Creating a Legacy: Charitable Giving
We often talk about the importance of making charitable giving an active element of your financial strategy. While charitable giving is tax deductible for the donor, it can be about so much more than just reducing one’s tax liability. For many, it’s about sharing a passion, a personal value, or a making a statement about what you loved during your lifetime.
Statistically, women live longer than men and as such, we are often the ones who manage the financial gifts that are passed on from one generation to the next. And so, it’s important that you understand the ins and outs of legacy giving – and how to set up a gifting strategy that will responsibly support you and your family while also fulfilling your philanthropic vision.
Here is an introduction to the basics of legacy giving.
A bequest is an endowment of a specific dollar amount, a particular asset, or a fixed percentage of your estate to the organization of your choice. To set up a bequest, you will need to work with your Financial Planner and Estate Lawyer first to define the size and scope of your gift that will make sense in tandem with your other goals, and then your lawyer can write the bequest up in your Will and Trust.

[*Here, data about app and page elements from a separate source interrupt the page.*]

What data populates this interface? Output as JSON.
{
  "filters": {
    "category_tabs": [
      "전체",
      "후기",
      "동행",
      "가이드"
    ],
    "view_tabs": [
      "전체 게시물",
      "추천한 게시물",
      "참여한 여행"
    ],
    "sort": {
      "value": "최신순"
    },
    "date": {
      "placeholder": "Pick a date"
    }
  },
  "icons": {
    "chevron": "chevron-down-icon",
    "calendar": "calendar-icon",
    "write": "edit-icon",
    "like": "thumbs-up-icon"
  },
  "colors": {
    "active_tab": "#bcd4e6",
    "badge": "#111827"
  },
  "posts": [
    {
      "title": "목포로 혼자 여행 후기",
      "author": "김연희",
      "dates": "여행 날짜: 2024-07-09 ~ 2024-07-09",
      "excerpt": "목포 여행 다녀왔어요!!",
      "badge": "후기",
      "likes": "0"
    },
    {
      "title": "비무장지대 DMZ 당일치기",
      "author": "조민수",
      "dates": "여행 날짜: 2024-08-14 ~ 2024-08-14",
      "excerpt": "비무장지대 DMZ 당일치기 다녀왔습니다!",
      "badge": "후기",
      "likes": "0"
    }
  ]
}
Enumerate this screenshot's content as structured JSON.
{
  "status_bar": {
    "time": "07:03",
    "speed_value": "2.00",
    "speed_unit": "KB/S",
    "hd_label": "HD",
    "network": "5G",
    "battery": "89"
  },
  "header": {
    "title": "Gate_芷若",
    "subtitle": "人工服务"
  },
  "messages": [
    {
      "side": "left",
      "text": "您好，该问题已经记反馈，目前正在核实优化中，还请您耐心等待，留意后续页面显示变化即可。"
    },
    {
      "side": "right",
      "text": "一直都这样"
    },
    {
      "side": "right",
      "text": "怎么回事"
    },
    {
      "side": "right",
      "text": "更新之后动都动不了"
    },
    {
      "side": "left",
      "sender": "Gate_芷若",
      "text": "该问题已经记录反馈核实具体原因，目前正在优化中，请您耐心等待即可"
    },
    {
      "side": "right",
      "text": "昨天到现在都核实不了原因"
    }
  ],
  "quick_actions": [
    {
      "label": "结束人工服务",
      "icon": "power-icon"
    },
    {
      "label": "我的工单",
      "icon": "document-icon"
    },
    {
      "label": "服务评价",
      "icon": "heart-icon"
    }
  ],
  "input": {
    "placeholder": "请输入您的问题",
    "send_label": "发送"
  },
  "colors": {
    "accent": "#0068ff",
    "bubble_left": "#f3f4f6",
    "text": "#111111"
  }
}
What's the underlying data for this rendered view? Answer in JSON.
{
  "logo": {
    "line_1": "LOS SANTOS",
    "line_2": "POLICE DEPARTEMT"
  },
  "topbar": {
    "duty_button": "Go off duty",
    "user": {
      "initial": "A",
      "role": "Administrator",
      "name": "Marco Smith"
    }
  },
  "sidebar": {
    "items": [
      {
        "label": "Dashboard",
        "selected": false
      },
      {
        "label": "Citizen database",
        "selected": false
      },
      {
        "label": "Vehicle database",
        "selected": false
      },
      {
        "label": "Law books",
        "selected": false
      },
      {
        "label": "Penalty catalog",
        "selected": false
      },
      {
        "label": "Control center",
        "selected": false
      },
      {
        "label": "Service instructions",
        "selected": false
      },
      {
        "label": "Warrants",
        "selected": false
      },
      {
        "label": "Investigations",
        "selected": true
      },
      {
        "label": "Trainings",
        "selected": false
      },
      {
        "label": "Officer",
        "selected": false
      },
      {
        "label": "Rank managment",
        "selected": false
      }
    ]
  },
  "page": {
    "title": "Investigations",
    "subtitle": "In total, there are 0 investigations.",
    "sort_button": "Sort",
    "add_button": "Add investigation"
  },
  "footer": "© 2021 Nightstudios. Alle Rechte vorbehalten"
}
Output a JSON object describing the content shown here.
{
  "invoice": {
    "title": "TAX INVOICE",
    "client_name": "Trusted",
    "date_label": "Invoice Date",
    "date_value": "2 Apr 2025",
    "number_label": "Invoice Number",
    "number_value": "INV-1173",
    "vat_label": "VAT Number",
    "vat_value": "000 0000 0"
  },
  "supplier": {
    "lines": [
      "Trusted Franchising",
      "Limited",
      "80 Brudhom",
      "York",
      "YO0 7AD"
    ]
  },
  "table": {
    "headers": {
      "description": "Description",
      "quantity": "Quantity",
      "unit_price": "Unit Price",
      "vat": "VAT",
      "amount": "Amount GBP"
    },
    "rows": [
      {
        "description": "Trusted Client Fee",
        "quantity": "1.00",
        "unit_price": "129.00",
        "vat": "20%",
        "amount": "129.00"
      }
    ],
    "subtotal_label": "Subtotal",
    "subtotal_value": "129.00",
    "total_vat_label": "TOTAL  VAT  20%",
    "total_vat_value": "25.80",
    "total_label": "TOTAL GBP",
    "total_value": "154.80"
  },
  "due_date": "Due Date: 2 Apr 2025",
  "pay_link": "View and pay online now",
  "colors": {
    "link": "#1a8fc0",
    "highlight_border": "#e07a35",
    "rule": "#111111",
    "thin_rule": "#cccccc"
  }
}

There is also an option of planning a contingency bequest. That means that you will name a charity that will receive your bequest ONLY IF a particular descendant does not survive you. (i.e. if my son John passes before I do, the bulk of my estate is to be donated my beloved charity, instead.) This is a great way to ensure that you are providing for your family first, but in the event that your family members do not need your financial support, your money will go exactly where you want it to do.
Charitable giving while you’re alive can be both personally fulfilling and financially savvy in limiting your tax liability. However, it is often important to save the major gift giving for after your death. This way, you can ensure that you and your family have everything that you need while you’re living, and that the assets that remain after your passing can be given to your favorite charity.
In-kind gifts can be the gift of goods or services, but they can also be the transfer or assets – either financial or property – to the charity of your choice. These can be especially savvy because they make the most of the value of the donation because Capital Gains Tax isn’t an issue. Let me explain:
Lets say that you bought some stock for $1,000 and it is now worth $10,000. If you sold the stock to donate the proceeds to charity, the IRS would want to tax you on the $9,000 gain that is your profit. BUT, if you transfer ownership of the stock to your favorite charity, you will not pay capital gains tax, but instead will simply take a $10,000 deduction off your taxes. Then, the receiving charity can sell the stock, tax free, and keep the whole $10,000 for to advance its vision.
Split Interests Trusts
Split Interest Trusts are the have your cake and eat it too, of charitable giving. In these cases, the transferred property is given to another individual for a period of time. Once that period of time has passed, the trust is passed on to the charity. This is an approach for those who want to provide benefit to a charity following their passing, but feel bound to benefit a loved one for a period before passing assets along to a charity.
Donor Advised Funds
These are funds that are maintained by the 501c(3) of your choice. Once a donor gives to the fund itself, the organization maintains the funds and possesses legal control over the fund. However, the donor’s representative retains advisory privileges in terms of how the funds are distributed throughout the organization. In many cases, the next generations of children and grandchildren can also act as advisors, so that the intention of the donation can be monitored and maintained for the span of its influence.
So, now that you have some of the key language at your fingertips, let me suggest your next steps.
As with any donation, it will behoove you to do your research and ensure that the charity of your choice will be using your gift in a manner that will make you proud. And, while you can work closely with your Financial Planner and your Estate Lawyer to ensure that your money is spent with prudence, I also recommend that you work with the Charity’s fundraisers directly to plan your gift well in advance. They are the professionals that they will be able to work with you to shape a strategy that is unique to you and serve your interests in your absence.
LPL Financial does not provide tax or legal advice. Clients should consult with their personal tax or legal advisors regarding their personal circumstances.LPL Financial Representatives offer access to Trust Services through The Private Trust Company N.A., an affiliate of LPL Financial.